On average, people change careers 5 – 7 times in a lifetime. A common concern however, is whether changing career can be detrimental and whether future employers will employ you with little relevant experience. Some even believe it can have an adverse effect. However, your degree, knowledge and experience reflect your work ethic and value as an employee. If you can explain your career move as well as how your experience and transferrable skills can benefit their company – why would they not want to take you on!?
Some may believe that having finance experience is a key requirement to be able to secure a job in the financial industry, however the transferable skills obtained throughout your career may be just as relevant. For example, changing career from teaching to finance may seem like a drastic change. As a teacher, you are constantly looking for ways to clearly deliver vast amounts of complicated methods of analysis, to suit different age ranges and abilities.
This is similar to the skills required in finance when having to simplify and clearly deliver information to clients, regardless of their level of financial knowledge. Whilst teaching, you are constantly building relationships with an array of individuals. The way you interact with each of these individuals is completely different, and this is vital when speaking to different stakeholders in the financial industry, whether you are speaking to a colleague that sits next to you, or an executive director who has asked you to prepare for an important meeting.
Organisation is fundamental in all aspects of life and the only way to become better is through practice. When teaching, you must be incredibly organised, preparing for lessons in advance to ensure that you teach a topic within a period of time. If this isn’t met, then this can be detrimental to the students’ outcome in their end of year exams. In the financial industry people are constantly working to tight deadlines, whether that is to make sure preparation has been done for new regulations that are coming in, or that end of month statistics have been processed. You need to ensure you make time for training outside of work hours, including end of year exams and organisation and preparation is key to achieve this.
Transferrable skills can come from all different aspects of life and work; it’s the way they are implemented in the finance industry that will result in a successful career. What transferable skills do you have, and are you using them for the benefit of your team and the business? For example, everyone can have good communication skills, but can you communicate in a different language? Are you able to present confidently in front of large crowds? Can a colleague benefit from your skill? If so, show them and teach them.

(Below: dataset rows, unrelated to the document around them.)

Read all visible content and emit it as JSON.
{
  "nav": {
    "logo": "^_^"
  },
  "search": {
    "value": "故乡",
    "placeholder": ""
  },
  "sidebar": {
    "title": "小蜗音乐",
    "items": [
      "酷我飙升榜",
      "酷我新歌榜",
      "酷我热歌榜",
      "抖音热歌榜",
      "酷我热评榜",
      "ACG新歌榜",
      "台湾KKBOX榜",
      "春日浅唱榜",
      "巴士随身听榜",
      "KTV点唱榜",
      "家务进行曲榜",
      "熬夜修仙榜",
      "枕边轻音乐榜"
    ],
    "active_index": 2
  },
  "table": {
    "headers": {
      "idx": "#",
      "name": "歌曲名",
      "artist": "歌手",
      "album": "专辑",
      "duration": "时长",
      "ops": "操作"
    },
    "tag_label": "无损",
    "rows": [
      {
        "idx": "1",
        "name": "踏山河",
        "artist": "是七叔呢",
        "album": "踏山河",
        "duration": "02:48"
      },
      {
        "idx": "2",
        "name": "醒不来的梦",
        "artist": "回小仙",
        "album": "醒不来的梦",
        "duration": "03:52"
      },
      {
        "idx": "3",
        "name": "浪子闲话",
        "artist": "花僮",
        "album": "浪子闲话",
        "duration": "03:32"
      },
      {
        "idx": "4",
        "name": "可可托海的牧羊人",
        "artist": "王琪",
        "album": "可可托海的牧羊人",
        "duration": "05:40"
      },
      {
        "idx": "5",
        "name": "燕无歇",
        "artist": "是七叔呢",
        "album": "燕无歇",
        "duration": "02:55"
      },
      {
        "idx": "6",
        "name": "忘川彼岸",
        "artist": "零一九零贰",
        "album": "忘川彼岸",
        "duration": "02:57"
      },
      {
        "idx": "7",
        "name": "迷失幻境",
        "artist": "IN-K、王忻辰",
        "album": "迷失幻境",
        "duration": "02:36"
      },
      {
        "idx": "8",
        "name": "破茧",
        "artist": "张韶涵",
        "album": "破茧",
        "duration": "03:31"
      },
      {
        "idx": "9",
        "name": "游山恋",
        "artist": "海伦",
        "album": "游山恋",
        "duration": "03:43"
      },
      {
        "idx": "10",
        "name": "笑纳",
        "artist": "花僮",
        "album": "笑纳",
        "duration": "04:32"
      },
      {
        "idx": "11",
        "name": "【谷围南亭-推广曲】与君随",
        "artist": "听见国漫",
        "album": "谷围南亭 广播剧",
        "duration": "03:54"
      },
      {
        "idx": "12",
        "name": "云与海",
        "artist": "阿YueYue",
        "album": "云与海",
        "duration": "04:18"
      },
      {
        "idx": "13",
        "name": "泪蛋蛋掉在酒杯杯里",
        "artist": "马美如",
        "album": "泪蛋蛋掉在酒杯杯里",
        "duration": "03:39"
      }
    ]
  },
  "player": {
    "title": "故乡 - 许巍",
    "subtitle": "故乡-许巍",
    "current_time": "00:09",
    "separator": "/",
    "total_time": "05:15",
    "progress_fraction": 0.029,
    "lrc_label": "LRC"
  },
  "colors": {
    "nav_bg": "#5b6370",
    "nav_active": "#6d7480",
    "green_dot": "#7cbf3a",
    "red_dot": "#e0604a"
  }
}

The best teams are made up of different people, each with their own strengths. Many of which will be skills they have learnt from previous jobs, companies and even sports and hobbies. JDX employs people with diverse backgrounds and skillsets so that we can learn from each other, share abilities and ultimately be successful individually and as a team.